▶ _DATA UNDER STUDY_
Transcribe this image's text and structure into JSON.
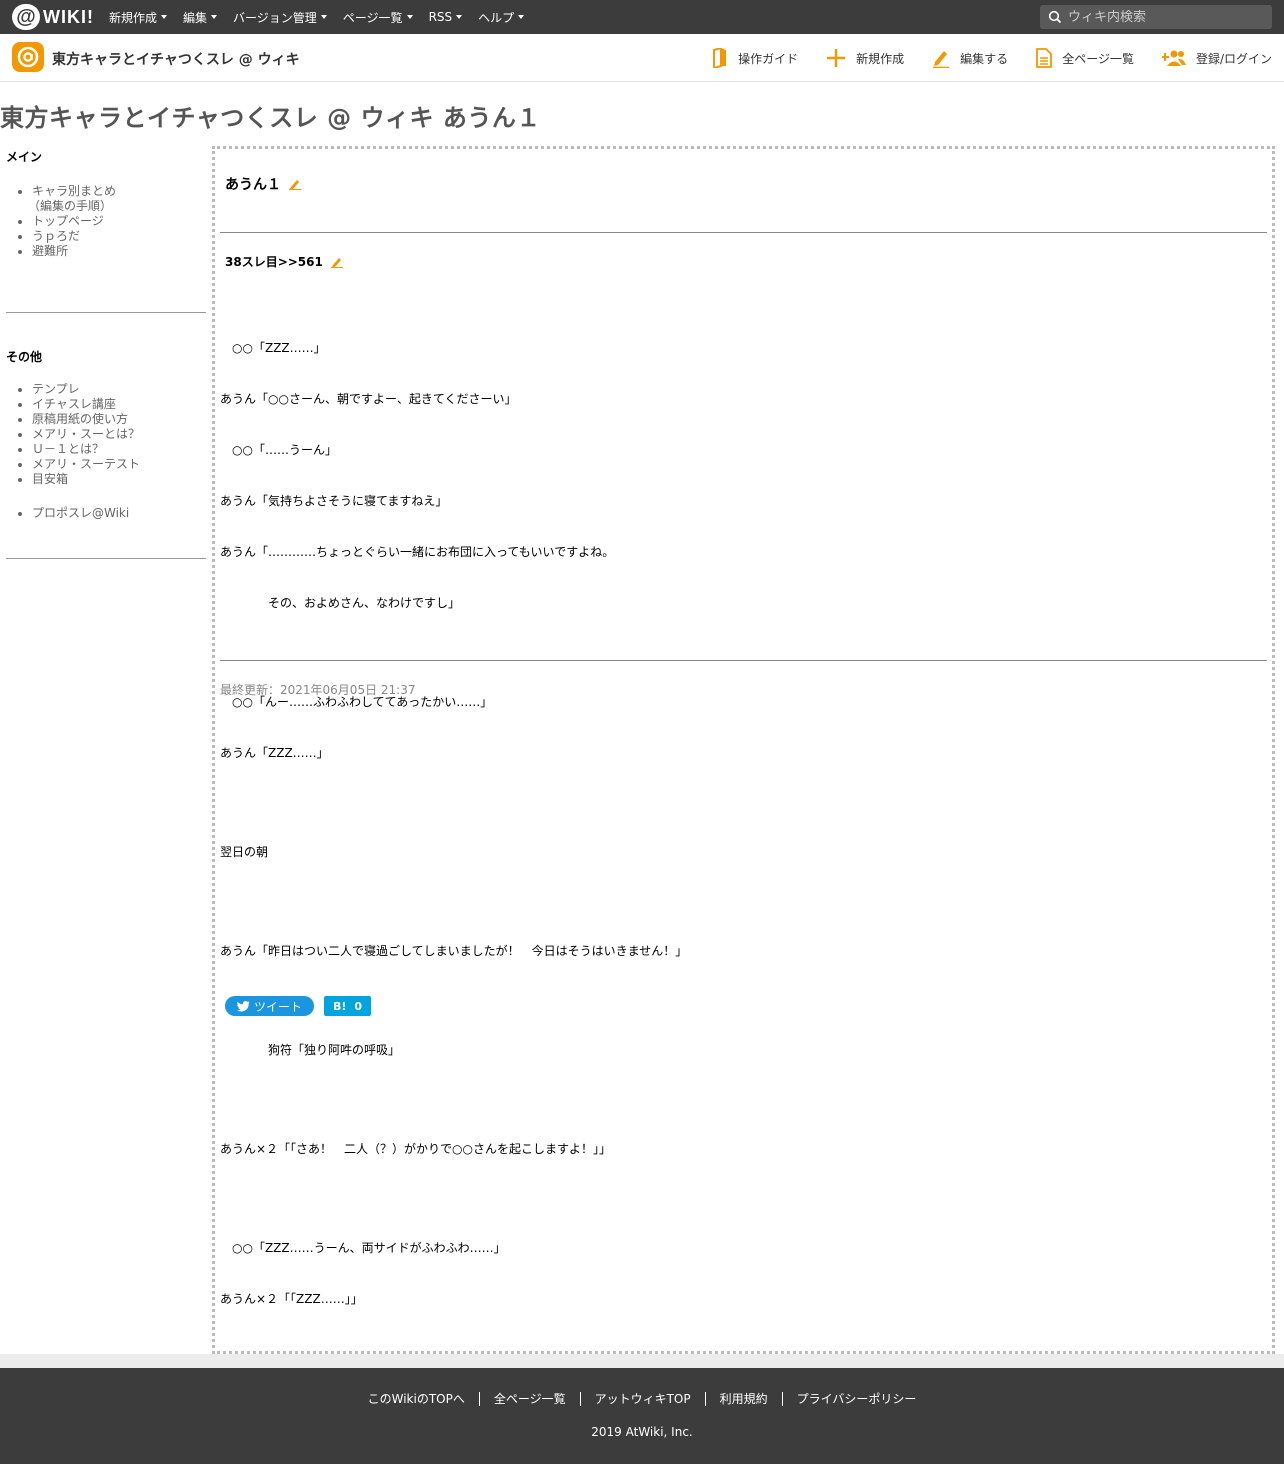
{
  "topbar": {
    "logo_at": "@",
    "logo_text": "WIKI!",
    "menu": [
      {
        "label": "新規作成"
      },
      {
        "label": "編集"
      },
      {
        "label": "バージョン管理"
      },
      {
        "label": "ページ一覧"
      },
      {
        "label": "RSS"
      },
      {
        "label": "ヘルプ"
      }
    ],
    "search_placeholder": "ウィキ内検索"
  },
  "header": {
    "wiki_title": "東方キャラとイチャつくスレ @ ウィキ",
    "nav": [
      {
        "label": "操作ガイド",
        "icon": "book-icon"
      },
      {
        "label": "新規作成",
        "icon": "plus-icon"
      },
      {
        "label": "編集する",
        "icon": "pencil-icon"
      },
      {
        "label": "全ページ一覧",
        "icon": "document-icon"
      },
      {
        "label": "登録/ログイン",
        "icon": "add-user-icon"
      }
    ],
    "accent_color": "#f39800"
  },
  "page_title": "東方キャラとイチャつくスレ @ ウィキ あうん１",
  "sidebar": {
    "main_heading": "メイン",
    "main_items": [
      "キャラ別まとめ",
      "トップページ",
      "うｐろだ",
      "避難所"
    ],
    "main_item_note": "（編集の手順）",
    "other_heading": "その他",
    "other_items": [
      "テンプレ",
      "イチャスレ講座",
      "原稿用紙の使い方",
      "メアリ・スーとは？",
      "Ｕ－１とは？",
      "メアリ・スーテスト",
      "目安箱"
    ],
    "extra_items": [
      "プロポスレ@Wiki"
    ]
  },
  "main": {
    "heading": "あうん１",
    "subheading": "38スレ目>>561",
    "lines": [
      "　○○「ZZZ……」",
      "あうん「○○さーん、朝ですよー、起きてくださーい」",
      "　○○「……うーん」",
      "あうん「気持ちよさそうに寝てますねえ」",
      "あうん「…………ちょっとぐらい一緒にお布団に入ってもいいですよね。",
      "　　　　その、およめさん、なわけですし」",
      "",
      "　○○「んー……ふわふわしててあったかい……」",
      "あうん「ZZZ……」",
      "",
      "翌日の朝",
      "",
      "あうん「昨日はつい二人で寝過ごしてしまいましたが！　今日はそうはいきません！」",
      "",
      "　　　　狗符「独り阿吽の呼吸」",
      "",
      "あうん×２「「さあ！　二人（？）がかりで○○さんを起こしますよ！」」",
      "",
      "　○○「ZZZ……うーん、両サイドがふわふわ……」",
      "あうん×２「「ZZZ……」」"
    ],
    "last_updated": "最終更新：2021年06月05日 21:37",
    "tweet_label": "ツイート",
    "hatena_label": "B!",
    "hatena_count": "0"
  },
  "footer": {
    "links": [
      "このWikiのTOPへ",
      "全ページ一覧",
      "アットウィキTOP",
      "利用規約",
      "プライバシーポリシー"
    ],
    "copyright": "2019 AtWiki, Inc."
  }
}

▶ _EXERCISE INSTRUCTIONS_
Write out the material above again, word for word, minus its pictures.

▶ _EXERCISE SOLUTION_
Transcribe this image's text and structure into JSON.
{
  "topbar": {
    "logo_at": "@",
    "logo_text": "WIKI!",
    "menu": [
      {
        "label": "新規作成"
      },
      {
        "label": "編集"
      },
      {
        "label": "バージョン管理"
      },
      {
        "label": "ページ一覧"
      },
      {
        "label": "RSS"
      },
      {
        "label": "ヘルプ"
      }
    ],
    "search_placeholder": "ウィキ内検索"
  },
  "header": {
    "wiki_title": "東方キャラとイチャつくスレ @ ウィキ",
    "nav": [
      {
        "label": "操作ガイド",
        "icon": "book-icon"
      },
      {
        "label": "新規作成",
        "icon": "plus-icon"
      },
      {
        "label": "編集する",
        "icon": "pencil-icon"
      },
      {
        "label": "全ページ一覧",
        "icon": "document-icon"
      },
      {
        "label": "登録/ログイン",
        "icon": "add-user-icon"
      }
    ],
    "accent_color": "#f39800"
  },
  "page_title": "東方キャラとイチャつくスレ @ ウィキ あうん１",
  "sidebar": {
    "main_heading": "メイン",
    "main_items": [
      "キャラ別まとめ",
      "トップページ",
      "うｐろだ",
      "避難所"
    ],
    "main_item_note": "（編集の手順）",
    "other_heading": "その他",
    "other_items": [
      "テンプレ",
      "イチャスレ講座",
      "原稿用紙の使い方",
      "メアリ・スーとは？",
      "Ｕ－１とは？",
      "メアリ・スーテスト",
      "目安箱"
    ],
    "extra_items": [
      "プロポスレ@Wiki"
    ]
  },
  "main": {
    "heading": "あうん１",
    "subheading": "38スレ目>>561",
    "lines": [
      "　○○「ZZZ……」",
      "あうん「○○さーん、朝ですよー、起きてくださーい」",
      "　○○「……うーん」",
      "あうん「気持ちよさそうに寝てますねえ」",
      "あうん「…………ちょっとぐらい一緒にお布団に入ってもいいですよね。",
      "　　　　その、およめさん、なわけですし」",
      "",
      "　○○「んー……ふわふわしててあったかい……」",
      "あうん「ZZZ……」",
      "",
      "翌日の朝",
      "",
      "あうん「昨日はつい二人で寝過ごしてしまいましたが！　今日はそうはいきません！」",
      "",
      "　　　　狗符「独り阿吽の呼吸」",
      "",
      "あうん×２「「さあ！　二人（？）がかりで○○さんを起こしますよ！」」",
      "",
      "　○○「ZZZ……うーん、両サイドがふわふわ……」",
      "あうん×２「「ZZZ……」」"
    ],
    "last_updated": "最終更新：2021年06月05日 21:37",
    "tweet_label": "ツイート",
    "hatena_label": "B!",
    "hatena_count": "0"
  },
  "footer": {
    "links": [
      "このWikiのTOPへ",
      "全ページ一覧",
      "アットウィキTOP",
      "利用規約",
      "プライバシーポリシー"
    ],
    "copyright": "2019 AtWiki, Inc."
  }
}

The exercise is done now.